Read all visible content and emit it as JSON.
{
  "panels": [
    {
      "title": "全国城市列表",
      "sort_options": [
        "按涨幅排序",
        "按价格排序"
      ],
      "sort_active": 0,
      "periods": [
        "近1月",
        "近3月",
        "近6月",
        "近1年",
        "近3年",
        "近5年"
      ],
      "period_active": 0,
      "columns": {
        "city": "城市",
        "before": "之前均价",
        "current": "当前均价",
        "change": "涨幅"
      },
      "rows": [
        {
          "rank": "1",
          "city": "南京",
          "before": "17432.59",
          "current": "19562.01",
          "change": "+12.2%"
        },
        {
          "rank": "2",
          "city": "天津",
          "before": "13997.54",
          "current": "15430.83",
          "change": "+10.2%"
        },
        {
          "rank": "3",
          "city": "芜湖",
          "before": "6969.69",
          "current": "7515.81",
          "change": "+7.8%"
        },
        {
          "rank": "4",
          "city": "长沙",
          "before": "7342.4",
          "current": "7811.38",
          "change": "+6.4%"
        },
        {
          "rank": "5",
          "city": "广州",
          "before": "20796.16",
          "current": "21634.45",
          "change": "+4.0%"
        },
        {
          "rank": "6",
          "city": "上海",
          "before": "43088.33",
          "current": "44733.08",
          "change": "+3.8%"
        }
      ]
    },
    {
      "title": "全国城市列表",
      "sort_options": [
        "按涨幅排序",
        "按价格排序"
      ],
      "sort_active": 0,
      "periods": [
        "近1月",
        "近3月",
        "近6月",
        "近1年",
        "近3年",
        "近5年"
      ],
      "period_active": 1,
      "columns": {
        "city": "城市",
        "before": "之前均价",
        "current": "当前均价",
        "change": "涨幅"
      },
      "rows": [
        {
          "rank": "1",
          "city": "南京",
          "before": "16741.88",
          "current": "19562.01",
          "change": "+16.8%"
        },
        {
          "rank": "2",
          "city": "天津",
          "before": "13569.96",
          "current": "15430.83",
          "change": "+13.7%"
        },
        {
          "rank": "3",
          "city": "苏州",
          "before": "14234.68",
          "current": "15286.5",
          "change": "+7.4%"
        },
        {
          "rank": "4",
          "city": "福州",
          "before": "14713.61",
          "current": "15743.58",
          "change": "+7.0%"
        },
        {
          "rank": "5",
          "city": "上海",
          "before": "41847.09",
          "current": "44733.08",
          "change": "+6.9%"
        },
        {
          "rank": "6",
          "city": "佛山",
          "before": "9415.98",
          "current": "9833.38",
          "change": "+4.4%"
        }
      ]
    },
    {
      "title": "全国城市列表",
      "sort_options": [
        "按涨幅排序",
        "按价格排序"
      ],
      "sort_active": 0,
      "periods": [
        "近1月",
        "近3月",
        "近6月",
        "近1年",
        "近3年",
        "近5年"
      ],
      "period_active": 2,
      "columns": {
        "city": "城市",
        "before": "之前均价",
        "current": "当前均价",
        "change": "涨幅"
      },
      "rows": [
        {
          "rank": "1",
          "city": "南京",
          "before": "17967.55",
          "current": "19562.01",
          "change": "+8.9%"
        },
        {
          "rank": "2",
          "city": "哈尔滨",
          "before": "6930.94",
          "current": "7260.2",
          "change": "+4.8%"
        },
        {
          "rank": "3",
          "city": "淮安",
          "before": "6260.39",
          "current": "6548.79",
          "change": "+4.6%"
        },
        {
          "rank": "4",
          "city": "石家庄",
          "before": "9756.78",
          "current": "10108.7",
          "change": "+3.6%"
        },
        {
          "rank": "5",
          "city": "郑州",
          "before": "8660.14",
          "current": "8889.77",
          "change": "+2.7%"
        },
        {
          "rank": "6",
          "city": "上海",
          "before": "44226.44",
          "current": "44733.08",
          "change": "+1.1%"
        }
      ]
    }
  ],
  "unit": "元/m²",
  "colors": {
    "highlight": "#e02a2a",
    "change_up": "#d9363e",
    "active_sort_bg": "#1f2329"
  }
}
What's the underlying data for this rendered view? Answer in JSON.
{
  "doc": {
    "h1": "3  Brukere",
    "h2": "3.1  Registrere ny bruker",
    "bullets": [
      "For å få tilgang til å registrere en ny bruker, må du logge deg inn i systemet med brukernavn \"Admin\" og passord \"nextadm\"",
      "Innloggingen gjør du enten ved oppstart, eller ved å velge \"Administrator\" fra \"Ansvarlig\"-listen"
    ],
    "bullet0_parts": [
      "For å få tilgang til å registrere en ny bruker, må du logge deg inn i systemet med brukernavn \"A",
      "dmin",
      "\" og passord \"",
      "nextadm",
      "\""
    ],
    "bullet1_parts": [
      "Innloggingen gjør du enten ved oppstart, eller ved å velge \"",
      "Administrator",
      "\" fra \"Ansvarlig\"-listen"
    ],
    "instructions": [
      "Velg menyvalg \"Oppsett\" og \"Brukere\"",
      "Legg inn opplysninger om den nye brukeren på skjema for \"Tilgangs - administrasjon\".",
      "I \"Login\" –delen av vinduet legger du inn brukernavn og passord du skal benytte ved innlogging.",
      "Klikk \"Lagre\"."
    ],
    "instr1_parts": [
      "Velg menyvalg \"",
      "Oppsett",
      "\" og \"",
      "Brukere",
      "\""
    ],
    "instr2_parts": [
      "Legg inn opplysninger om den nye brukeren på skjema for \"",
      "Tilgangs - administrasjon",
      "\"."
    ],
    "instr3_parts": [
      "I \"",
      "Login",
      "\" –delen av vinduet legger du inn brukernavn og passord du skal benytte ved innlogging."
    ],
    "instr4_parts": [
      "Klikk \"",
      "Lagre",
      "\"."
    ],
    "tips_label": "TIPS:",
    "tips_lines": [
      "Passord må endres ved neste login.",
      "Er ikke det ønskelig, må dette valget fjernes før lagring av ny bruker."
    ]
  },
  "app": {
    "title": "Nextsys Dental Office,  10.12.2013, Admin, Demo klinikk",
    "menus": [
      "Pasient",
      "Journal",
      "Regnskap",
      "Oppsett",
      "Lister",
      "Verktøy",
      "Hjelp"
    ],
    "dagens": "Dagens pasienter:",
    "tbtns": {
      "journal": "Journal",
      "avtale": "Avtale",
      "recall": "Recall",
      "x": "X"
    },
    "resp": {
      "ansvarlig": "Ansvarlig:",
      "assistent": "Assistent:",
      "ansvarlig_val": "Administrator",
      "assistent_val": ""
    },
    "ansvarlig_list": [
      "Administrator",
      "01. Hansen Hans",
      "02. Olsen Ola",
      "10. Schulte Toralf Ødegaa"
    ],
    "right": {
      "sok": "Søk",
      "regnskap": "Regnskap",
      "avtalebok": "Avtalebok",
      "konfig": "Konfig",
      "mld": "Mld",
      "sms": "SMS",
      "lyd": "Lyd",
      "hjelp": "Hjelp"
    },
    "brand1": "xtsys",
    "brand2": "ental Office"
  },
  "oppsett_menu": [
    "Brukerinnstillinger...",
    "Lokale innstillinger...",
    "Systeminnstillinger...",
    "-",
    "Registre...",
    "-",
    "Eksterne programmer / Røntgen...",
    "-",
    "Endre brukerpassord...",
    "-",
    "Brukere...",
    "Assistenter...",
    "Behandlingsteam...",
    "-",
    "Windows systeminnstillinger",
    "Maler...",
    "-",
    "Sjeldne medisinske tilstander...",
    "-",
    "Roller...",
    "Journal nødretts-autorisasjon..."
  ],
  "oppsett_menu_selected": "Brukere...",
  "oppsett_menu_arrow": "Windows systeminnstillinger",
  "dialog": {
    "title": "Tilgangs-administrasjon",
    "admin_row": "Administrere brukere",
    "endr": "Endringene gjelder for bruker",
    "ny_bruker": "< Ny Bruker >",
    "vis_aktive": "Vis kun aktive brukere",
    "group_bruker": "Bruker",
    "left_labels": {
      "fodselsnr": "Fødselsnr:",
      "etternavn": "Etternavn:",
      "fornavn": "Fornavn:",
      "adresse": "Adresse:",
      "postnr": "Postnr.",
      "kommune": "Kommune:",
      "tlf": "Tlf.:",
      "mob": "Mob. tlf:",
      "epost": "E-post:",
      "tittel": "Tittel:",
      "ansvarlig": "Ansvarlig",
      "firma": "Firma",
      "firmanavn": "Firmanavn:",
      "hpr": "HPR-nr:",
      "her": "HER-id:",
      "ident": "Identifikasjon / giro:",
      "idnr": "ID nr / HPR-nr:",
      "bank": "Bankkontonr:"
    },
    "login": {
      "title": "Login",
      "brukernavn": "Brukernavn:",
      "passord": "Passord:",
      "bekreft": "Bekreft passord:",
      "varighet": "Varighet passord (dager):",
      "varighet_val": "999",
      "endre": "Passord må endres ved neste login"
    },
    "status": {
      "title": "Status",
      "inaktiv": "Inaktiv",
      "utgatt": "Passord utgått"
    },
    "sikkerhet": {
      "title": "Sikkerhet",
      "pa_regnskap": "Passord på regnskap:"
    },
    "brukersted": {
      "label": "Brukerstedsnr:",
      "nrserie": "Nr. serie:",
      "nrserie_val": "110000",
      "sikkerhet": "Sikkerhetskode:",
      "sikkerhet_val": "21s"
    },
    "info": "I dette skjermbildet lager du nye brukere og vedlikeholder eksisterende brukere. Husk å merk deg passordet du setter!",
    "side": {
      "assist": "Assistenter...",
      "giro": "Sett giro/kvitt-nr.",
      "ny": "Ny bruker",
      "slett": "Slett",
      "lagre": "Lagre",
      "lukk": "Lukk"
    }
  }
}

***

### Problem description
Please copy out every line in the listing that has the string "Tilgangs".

### Written solution
      "Legg inn opplysninger om den nye brukeren på skjema for \"Tilgangs - administrasjon\".",
      "Tilgangs - administrasjon",
    "title": "Tilgangs-administrasjon",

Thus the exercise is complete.